Stock share buybacks or share repurchase plans have become all the rage on Wall Street lately with the stock market’s excellent run so far this year. In fact, in the first quarter of 2013, companies in the United States have bought back over $105 billion worth of their stock. This has edged out the payment of dividends which only accounted for a little over $70 billion in January through March of this year.

Recently, Wal-Mart announced that it will repurchase $15 billion of its shares in a repurchasing plan. This was just the latest announcement in a string recently. Others announcing repurchase plans or increasing existing plans have been the likes of Sirius XM, CVS, Monsanto, Priceline, Las Vegas Sands, and many others.

But, are share buybacks a good deal for investors? There are a few benefits of the programs to be sure such as raising the earnings per share by withdrawing outstanding shares from the market and returning earnings to shareholders. But, there are also some underlying principles of the share buybacks program that can leave investors with a bad taste in their mouths if they are not careful.

Here are a few things to consider about share buybacks…

Lack Of Ideas For The Money

One of the biggest drawbacks of a share repurchase plan or stock share buybacks is that the company does not have an idea to put their money to good use. Share buybacks are the easy option for the company when they cannot find another creative idea to put the cash to work. Why not spend that money expanding their business? Why not make an acquisition or open new stores? Why not use that money to grow through research and development? Why not use this capital to replace aging property, plant, and equipment? These are what shareholders should be screaming for the companies they own to be doing with excess cash on the balance sheet.

Companies Do Not Have To Honor Share Buybacks

Companies can announce share buybacks all they want. Like the saying goes, it’s the action that truly matters. And, far too many companies announce a large share buyback program only to not finish it. There is nothing binding to a company after they announce a share repurchase plan. It is all voluntary. Sometimes companies wise up and realize that their share buybacks are not in the best interest of shareholders. Other times they run into financial difficulties and decide not to go through with the repurchase plan. Either way it is not set in stone. The announcement of a repurchase plan should not be the driving force for investors to purchase shares in a company. At least with a failed share buyback plan the company can sneak off in the middle of the night and just not finish the repurchasing. Typically there isn’t much fanfare or gnashing of teeth when that occurs. But, that would not be the case if the money was used for a dividend instead and ultimately had to be curtailed.

Companies Who Buyback Shares Tend To Underperform

Studies from “Institutional Investor” and others have recently shown that many companies who repurchase their shares in large share buybacks tend to underperform the market and their competitors. This can possibly be linked the their lack of reinvesting in the business, instead choosing to repurchase shares of their stock for only superficial gains to the share price. Companies that reinvested a higher percentage of their cash provide substantially higher returns to their shareholders than companies that bought back shares and reinvested less money back into their businesses. Studies have shown that it is more profitable ultimately for companies to invest in capital expenditures, new research and development, acquisitions, and increase their working capital instead of buying back shares.

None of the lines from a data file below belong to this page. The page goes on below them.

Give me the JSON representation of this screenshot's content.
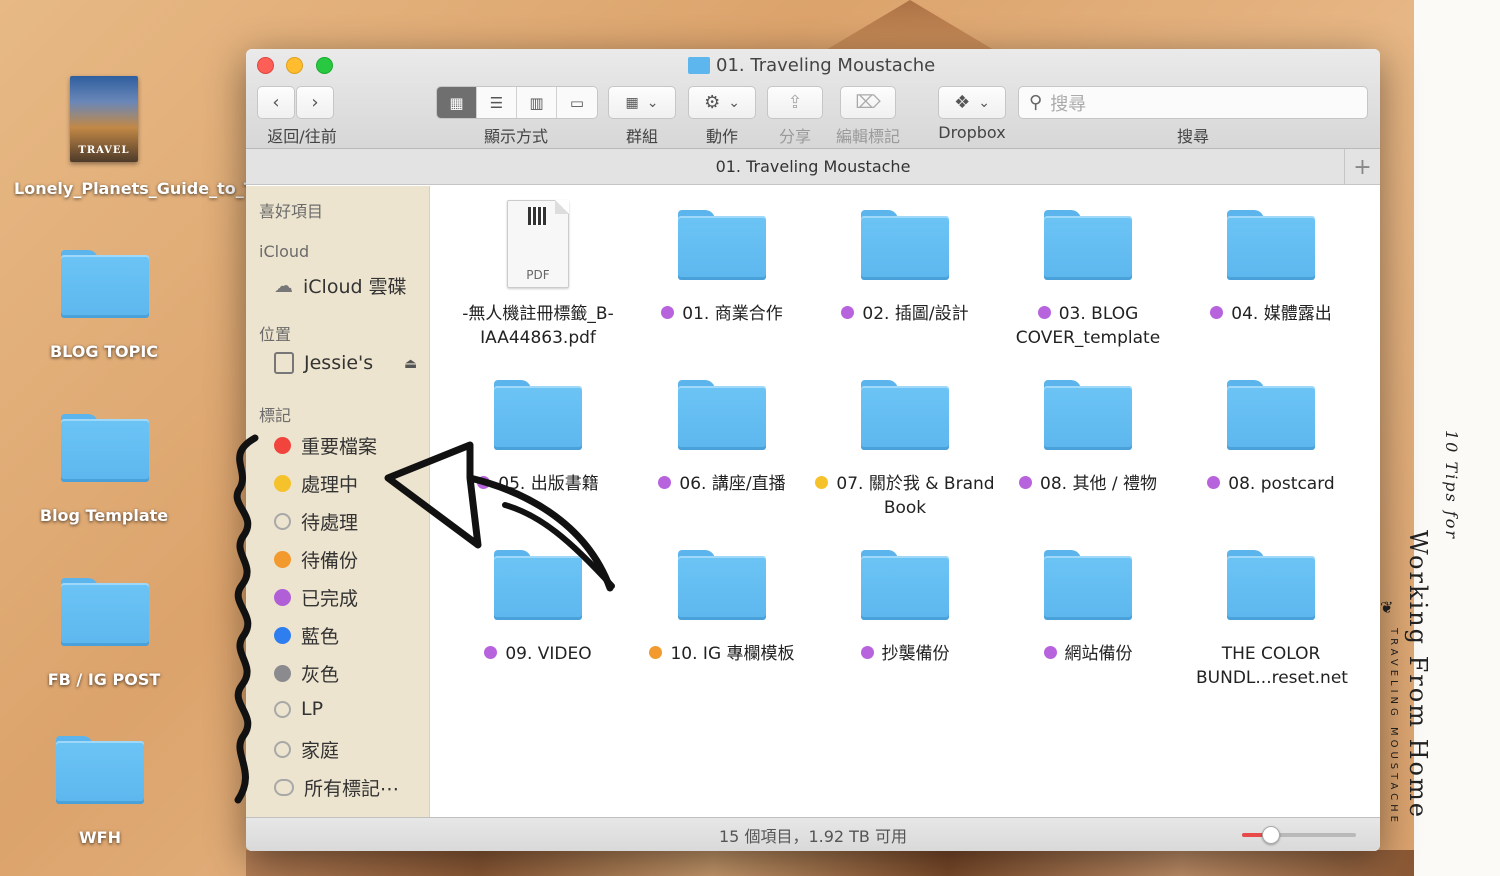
{
  "desktop": {
    "icons": [
      {
        "label": "Lonely_Planets_Guide_to_Tr...ition.epub",
        "cover_text": "TRAVEL"
      },
      {
        "label": "BLOG TOPIC"
      },
      {
        "label": "Blog Template"
      },
      {
        "label": "FB / IG POST"
      },
      {
        "label": "WFH"
      }
    ]
  },
  "poster": {
    "script": "10 Tips for",
    "title": "Working From Home",
    "brand": "TRAVELING MOUSTACHE"
  },
  "window": {
    "title": "01. Traveling Moustache",
    "toolbar": {
      "nav_label": "返回/往前",
      "view_label": "顯示方式",
      "group_label": "群組",
      "action_label": "動作",
      "share_label": "分享",
      "tags_label": "編輯標記",
      "dropbox_label": "Dropbox",
      "search_label": "搜尋",
      "search_placeholder": "搜尋"
    },
    "path": "01. Traveling Moustache",
    "sidebar": {
      "favorites_header": "喜好項目",
      "icloud_header": "iCloud",
      "icloud_item": "iCloud 雲碟",
      "locations_header": "位置",
      "location_item": "Jessie's",
      "tags_header": "標記",
      "tags": [
        {
          "label": "重要檔案",
          "color": "#f0443c"
        },
        {
          "label": "處理中",
          "color": "#f6c22c"
        },
        {
          "label": "待處理",
          "color": ""
        },
        {
          "label": "待備份",
          "color": "#f29a2e"
        },
        {
          "label": "已完成",
          "color": "#b05fd6"
        },
        {
          "label": "藍色",
          "color": "#2f7ef0"
        },
        {
          "label": "灰色",
          "color": "#8b8b8f"
        },
        {
          "label": "LP",
          "color": ""
        },
        {
          "label": "家庭",
          "color": ""
        },
        {
          "label": "所有標記⋯",
          "color": ""
        }
      ]
    },
    "items": [
      {
        "name": "-無人機註冊標籤_B-IAA44863.pdf",
        "type": "pdf",
        "tag": "",
        "pdf_label": "PDF"
      },
      {
        "name": "01. 商業合作",
        "type": "folder",
        "tag": "#b763dd"
      },
      {
        "name": "02. 插圖/設計",
        "type": "folder",
        "tag": "#b763dd"
      },
      {
        "name": "03. BLOG COVER_template",
        "type": "folder",
        "tag": "#b763dd"
      },
      {
        "name": "04. 媒體露出",
        "type": "folder",
        "tag": "#b763dd"
      },
      {
        "name": "05. 出版書籍",
        "type": "folder",
        "tag": "#b763dd"
      },
      {
        "name": "06. 講座/直播",
        "type": "folder",
        "tag": "#b763dd"
      },
      {
        "name": "07. 關於我 & Brand Book",
        "type": "folder",
        "tag": "#f6c22c"
      },
      {
        "name": "08. 其他 / 禮物",
        "type": "folder",
        "tag": "#b763dd"
      },
      {
        "name": "08. postcard",
        "type": "folder",
        "tag": "#b763dd"
      },
      {
        "name": "09. VIDEO",
        "type": "folder",
        "tag": "#b763dd"
      },
      {
        "name": "10. IG 專欄模板",
        "type": "folder",
        "tag": "#f29a2e"
      },
      {
        "name": "抄襲備份",
        "type": "folder",
        "tag": "#b763dd"
      },
      {
        "name": "網站備份",
        "type": "folder",
        "tag": "#b763dd"
      },
      {
        "name": "THE COLOR BUNDL...reset.net",
        "type": "folder",
        "tag": ""
      }
    ],
    "status": "15 個項目，1.92 TB 可用",
    "icon_size_fraction": 0.25
  }
}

Companies Often Have Bad Timing With Share Repurchases

While we all know that the old adage of “buy low, sell high” has never been more important, companies who repurchase the shares on the open market often do the exact opposite. This of course can be a direct result of companies being flush with cash while the stock market is trending higher like it currently is. So, the stock market is riding high, companies have a lot of money on their balance sheets, and they decide to repurchase their company’s stock. This can be quite costly for the company, and the shareholders are the ones who ultimately pay for poor timing by companies. It would be better for companies to repurchase their shares during a recession or bear market in order to get more bang for their buck. Of course this is a lot easier said than done.

There are a few reports that say recent share value increase can be 20% attributed directly to share repurchase plans and removing common shares from those outstanding in the market. While this looks like a good deal initially, it is an artificial rise in the company’s earnings per share and not directly correlated with outstanding fiscal performance with an increase in earnings or revenue.

This article was written by The Dividend Pig. If you enjoyed this article, please consider subscribing to his feed.